However, things didn't quite turn out as planned. Priest ended up with producer Rodger Bain, who, although had production work for some of the classic Black Sabbath albums on his resumé, did a poor job here. He had too much control over the album and left off most of the fan favourites. The album's sound also suffered in the process, and it flopped upon release. It would seem as though the structuring/ordering of tracks wasn't properly thought out, either. "Winter", "Deep Freeze" and "Winter Retreat" form a single piece of music that doesn't really need to be split into three. There is no one part that is any better than, or much different to the others, really. "Dying To Meet You" contains a hidden song known as "Hero, Hero", though it is only the penultimate track on the album, whereas usually hidden tracks are found at the very end of an album. It seems unnecessary to combine these two songs when the "Winter" piece is split into three.

The material itself isn't all that bad, but it's a rather far cry from the powerful brand of heavy metal they would create in later years. Even its album cover is very unlike the iconic covers that were made for their later albums (Paying homage to Coca Cola on an album cover is hardly the sort of thing you'd expect from Priest). The music is much more in the vein of Led Zeppelin influenced hard/blues rock with some progressive elements. The straight hard rock songs here, such as "One For The Road", the underrated title track, "Cheater" and "Never Satisfied", generally work better than the songs that attempt to be progressive, and it is through the hard rock tracks that the band shines the most on this album.

Singer Rob Halford's vocals are consistently solid through the album, but are short of anything groundbreaking at this early stage in Priest's career.

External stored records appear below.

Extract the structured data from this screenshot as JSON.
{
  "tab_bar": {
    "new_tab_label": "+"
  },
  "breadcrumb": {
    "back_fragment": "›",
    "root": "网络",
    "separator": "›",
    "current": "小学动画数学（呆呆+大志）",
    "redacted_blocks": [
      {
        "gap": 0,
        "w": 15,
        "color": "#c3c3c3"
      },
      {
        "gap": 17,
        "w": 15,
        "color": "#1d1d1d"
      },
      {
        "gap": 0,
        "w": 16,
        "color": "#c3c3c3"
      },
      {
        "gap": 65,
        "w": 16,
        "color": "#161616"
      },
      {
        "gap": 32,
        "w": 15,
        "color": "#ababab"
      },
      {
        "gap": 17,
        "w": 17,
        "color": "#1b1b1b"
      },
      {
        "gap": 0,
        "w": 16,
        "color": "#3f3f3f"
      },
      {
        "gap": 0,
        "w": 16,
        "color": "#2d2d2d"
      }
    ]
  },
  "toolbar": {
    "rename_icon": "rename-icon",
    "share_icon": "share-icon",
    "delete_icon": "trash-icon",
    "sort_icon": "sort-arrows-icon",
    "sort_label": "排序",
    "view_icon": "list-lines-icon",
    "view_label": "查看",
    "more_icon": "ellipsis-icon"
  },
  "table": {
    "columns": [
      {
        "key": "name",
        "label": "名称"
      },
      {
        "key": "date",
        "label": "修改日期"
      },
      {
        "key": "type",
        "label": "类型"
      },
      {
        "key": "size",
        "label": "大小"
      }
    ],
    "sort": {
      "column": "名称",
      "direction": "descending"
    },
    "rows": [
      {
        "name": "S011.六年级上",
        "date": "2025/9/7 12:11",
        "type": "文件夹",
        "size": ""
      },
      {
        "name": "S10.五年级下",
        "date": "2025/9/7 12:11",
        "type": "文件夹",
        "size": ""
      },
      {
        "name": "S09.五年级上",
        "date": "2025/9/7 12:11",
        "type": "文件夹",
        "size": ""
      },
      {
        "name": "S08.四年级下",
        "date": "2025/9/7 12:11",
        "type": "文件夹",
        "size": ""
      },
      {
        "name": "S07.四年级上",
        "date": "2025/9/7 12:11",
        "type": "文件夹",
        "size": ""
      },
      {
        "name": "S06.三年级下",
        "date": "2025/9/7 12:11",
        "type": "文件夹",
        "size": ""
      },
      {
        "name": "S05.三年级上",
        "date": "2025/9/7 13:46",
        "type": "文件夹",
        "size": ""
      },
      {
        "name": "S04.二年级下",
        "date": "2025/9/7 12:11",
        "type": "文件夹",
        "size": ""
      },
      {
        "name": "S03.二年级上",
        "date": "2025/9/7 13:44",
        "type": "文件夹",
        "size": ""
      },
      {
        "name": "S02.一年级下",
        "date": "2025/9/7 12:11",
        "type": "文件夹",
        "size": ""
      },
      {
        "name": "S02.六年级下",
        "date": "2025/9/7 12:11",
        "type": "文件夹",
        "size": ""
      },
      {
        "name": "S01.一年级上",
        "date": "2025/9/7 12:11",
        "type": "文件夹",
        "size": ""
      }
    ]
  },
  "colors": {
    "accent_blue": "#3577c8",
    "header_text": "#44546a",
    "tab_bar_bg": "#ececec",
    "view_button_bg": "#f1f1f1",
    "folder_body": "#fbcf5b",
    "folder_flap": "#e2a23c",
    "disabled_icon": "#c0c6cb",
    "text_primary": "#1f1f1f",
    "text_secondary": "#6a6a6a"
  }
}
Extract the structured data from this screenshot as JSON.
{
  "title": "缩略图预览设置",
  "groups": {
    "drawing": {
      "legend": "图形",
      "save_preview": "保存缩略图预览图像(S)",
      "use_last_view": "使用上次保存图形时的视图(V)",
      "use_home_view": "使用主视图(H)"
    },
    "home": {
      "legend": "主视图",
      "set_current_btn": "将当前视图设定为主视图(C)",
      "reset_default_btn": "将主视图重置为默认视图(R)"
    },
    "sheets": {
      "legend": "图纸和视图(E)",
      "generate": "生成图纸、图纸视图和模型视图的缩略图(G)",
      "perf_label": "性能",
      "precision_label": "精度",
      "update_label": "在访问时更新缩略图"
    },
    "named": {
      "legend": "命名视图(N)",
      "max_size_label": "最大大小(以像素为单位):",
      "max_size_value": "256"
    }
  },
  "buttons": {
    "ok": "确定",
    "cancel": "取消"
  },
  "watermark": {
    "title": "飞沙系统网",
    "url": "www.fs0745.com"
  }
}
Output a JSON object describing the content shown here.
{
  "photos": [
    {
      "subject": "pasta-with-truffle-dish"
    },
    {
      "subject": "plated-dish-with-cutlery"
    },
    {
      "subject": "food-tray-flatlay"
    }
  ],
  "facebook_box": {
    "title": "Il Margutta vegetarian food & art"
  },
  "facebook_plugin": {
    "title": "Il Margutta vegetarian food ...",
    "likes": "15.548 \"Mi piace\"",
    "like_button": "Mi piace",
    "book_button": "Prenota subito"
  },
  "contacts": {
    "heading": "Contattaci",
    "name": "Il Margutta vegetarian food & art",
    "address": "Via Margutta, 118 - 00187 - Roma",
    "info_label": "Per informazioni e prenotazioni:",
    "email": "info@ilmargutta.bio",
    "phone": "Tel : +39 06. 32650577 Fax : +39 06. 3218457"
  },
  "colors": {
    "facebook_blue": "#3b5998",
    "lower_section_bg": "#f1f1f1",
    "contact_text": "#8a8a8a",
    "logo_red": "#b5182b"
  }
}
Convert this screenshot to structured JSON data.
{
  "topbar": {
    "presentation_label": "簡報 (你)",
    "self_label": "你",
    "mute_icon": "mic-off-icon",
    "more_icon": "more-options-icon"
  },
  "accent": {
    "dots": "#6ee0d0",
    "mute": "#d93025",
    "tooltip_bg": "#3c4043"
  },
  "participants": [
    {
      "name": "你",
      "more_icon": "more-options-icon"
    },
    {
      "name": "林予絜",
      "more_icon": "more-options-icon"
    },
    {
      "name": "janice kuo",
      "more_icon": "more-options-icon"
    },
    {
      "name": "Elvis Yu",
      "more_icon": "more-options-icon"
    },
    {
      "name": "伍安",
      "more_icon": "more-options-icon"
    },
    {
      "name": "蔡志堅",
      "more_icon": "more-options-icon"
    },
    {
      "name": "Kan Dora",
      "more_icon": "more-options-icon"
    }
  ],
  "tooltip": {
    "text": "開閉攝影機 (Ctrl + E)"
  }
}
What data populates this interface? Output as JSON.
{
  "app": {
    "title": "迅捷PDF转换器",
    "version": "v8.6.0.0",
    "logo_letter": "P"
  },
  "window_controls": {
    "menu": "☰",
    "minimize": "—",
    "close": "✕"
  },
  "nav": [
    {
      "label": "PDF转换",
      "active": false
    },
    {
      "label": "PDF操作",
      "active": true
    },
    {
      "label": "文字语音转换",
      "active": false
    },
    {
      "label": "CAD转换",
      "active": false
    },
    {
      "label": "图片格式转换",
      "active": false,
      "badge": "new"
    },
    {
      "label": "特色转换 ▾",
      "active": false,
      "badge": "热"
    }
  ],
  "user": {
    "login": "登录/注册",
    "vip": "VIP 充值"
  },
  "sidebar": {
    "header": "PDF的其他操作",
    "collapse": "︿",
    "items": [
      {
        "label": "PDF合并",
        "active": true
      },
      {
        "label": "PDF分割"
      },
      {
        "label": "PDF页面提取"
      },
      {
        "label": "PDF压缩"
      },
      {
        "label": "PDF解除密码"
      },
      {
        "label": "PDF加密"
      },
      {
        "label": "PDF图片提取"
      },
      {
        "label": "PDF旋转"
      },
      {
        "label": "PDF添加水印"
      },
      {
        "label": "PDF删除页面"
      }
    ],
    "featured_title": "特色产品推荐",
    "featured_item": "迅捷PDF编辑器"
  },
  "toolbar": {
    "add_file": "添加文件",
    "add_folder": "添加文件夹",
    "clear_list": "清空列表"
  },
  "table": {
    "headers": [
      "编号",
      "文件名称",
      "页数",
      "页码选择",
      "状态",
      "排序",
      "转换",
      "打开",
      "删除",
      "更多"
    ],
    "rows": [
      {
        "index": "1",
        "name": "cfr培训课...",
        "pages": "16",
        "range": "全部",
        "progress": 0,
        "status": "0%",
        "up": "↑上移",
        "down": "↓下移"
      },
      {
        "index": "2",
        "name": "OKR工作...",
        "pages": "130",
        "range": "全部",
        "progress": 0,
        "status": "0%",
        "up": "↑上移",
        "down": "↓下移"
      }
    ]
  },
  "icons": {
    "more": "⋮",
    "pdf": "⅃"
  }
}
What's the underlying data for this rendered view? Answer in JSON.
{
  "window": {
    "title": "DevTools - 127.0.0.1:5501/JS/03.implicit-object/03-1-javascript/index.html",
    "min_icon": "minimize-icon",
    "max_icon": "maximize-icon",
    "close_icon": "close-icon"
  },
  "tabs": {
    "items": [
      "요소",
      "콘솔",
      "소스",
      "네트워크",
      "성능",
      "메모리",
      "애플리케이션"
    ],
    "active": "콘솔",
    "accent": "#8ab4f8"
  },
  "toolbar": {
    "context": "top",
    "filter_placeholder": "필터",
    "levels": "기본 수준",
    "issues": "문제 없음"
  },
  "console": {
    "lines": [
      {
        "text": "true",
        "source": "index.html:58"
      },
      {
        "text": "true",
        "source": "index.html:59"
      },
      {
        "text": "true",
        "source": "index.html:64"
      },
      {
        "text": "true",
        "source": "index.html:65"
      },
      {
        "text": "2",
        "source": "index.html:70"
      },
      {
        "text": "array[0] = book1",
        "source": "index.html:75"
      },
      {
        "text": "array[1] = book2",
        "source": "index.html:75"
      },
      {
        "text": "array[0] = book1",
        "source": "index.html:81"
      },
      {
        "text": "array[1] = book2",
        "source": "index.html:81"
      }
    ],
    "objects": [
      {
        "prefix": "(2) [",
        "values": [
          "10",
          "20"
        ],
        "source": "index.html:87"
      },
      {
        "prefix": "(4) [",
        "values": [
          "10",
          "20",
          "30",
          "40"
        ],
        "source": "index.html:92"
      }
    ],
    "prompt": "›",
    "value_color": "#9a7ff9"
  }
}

It's also worth noting that this was long before the world knew of Halford's homosexuality, and some of the album's songs are explicitly about women, the title track and "Cheater" especially, the latter in which he sings "You cheating bitch! Here's what I think of you!", likely an attempt to display masculinity. This does also mean that the album is somewhat on the cliché side, and Halford was yet to make an attempt at expressing his homosexuality through S&M leather and the like, and none of the other members were indulging in that stuff, either. In fact, they were going through a hippie phase during this time period!

Rocka Rolla is an album that is rather lacking in focus, which is not helped by the poor production, and the decision to cut down what was supposed to be a 14-minute epic to a meaningless 2-minute instrumental ("Caviar and Meths"). Half of the album has progressive tendencies that generally fall flat, whilst the other half does contain some solid hard rock with stellar guitar work from both Tipton and K.K. Downing. The band's potential isn't fully demonstrated here, but what we do hear of it is no real disappointment. This album has been ignored by most, picked up mainly by aspiring Priest completists, and it will likely remain that way. But some of the songs here are definitely worth checking out by any hard rock and heavy metal fan.